== Segment start ==

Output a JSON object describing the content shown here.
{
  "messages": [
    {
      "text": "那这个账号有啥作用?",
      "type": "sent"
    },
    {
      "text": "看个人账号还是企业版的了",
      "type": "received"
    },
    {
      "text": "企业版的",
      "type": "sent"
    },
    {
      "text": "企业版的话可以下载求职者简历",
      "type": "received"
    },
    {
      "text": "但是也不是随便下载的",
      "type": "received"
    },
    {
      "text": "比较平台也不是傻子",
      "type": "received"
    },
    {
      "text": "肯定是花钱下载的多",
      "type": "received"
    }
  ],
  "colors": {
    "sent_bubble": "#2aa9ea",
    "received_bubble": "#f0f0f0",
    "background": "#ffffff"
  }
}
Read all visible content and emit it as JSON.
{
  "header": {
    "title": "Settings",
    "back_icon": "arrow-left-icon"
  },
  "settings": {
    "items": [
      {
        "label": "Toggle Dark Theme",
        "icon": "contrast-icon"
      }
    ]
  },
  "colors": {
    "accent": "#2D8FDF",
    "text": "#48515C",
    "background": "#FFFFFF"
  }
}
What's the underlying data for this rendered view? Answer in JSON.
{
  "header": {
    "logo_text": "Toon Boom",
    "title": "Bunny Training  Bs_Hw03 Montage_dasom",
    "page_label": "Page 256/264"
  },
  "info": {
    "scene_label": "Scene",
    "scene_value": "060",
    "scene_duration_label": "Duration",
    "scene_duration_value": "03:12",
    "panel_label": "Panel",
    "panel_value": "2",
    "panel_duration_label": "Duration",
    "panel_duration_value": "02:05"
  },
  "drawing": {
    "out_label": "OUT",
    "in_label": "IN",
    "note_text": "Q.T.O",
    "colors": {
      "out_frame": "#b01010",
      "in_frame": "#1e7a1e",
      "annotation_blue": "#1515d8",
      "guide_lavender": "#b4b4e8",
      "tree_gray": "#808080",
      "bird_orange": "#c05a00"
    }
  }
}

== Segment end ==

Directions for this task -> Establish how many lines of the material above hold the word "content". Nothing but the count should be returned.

Solution to this exercise -> 2